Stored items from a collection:
↓
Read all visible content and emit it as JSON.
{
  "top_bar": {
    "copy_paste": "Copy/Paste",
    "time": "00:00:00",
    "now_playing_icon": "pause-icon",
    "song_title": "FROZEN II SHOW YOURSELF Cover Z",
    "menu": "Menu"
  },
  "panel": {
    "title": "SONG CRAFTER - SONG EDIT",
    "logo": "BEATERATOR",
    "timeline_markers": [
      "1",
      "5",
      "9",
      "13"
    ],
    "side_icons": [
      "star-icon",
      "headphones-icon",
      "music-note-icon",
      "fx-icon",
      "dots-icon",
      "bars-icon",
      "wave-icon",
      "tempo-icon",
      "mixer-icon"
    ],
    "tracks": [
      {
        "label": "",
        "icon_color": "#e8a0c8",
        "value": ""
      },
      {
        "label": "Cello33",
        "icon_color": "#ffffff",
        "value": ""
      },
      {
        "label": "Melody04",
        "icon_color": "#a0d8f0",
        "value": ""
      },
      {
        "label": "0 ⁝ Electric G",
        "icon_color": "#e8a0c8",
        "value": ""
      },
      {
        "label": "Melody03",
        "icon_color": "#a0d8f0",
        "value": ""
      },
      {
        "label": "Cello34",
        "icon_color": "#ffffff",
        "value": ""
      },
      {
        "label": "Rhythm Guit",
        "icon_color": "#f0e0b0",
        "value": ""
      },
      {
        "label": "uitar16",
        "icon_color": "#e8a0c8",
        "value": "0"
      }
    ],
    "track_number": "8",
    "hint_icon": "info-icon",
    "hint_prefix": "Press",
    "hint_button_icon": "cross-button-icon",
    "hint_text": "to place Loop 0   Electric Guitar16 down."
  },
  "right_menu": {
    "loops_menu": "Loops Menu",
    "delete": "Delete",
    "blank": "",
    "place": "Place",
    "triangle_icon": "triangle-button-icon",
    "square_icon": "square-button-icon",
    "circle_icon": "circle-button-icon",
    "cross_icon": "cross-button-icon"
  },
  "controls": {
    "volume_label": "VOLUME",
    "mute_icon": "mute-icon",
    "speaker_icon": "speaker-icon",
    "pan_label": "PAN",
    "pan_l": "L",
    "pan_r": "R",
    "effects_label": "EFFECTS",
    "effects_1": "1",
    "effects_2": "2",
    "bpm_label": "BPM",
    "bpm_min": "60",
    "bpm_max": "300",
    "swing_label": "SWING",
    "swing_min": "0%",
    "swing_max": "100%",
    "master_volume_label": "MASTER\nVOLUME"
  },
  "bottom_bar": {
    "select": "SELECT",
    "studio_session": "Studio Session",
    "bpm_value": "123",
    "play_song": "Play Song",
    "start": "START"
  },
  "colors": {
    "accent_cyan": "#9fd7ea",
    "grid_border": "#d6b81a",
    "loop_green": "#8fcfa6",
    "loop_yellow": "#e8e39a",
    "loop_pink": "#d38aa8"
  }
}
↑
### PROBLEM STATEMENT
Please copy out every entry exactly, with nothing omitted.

### EXERCISE SOLUTION
Read all visible content and emit it as JSON.
{
  "top_bar": {
    "copy_paste": "Copy/Paste",
    "time": "00:00:00",
    "now_playing_icon": "pause-icon",
    "song_title": "FROZEN II SHOW YOURSELF Cover Z",
    "menu": "Menu"
  },
  "panel": {
    "title": "SONG CRAFTER - SONG EDIT",
    "logo": "BEATERATOR",
    "timeline_markers": [
      "1",
      "5",
      "9",
      "13"
    ],
    "side_icons": [
      "star-icon",
      "headphones-icon",
      "music-note-icon",
      "fx-icon",
      "dots-icon",
      "bars-icon",
      "wave-icon",
      "tempo-icon",
      "mixer-icon"
    ],
    "tracks": [
      {
        "label": "",
        "icon_color": "#e8a0c8",
        "value": ""
      },
      {
        "label": "Cello33",
        "icon_color": "#ffffff",
        "value": ""
      },
      {
        "label": "Melody04",
        "icon_color": "#a0d8f0",
        "value": ""
      },
      {
        "label": "0 ⁝ Electric G",
        "icon_color": "#e8a0c8",
        "value": ""
      },
      {
        "label": "Melody03",
        "icon_color": "#a0d8f0",
        "value": ""
      },
      {
        "label": "Cello34",
        "icon_color": "#ffffff",
        "value": ""
      },
      {
        "label": "Rhythm Guit",
        "icon_color": "#f0e0b0",
        "value": ""
      },
      {
        "label": "uitar16",
        "icon_color": "#e8a0c8",
        "value": "0"
      }
    ],
    "track_number": "8",
    "hint_icon": "info-icon",
    "hint_prefix": "Press",
    "hint_button_icon": "cross-button-icon",
    "hint_text": "to place Loop 0   Electric Guitar16 down."
  },
  "right_menu": {
    "loops_menu": "Loops Menu",
    "delete": "Delete",
    "blank": "",
    "place": "Place",
    "triangle_icon": "triangle-button-icon",
    "square_icon": "square-button-icon",
    "circle_icon": "circle-button-icon",
    "cross_icon": "cross-button-icon"
  },
  "controls": {
    "volume_label": "VOLUME",
    "mute_icon": "mute-icon",
    "speaker_icon": "speaker-icon",
    "pan_label": "PAN",
    "pan_l": "L",
    "pan_r": "R",
    "effects_label": "EFFECTS",
    "effects_1": "1",
    "effects_2": "2",
    "bpm_label": "BPM",
    "bpm_min": "60",
    "bpm_max": "300",
    "swing_label": "SWING",
    "swing_min": "0%",
    "swing_max": "100%",
    "master_volume_label": "MASTER\nVOLUME"
  },
  "bottom_bar": {
    "select": "SELECT",
    "studio_session": "Studio Session",
    "bpm_value": "123",
    "play_song": "Play Song",
    "start": "START"
  },
  "colors": {
    "accent_cyan": "#9fd7ea",
    "grid_border": "#d6b81a",
    "loop_green": "#8fcfa6",
    "loop_yellow": "#e8e39a",
    "loop_pink": "#d38aa8"
  }
}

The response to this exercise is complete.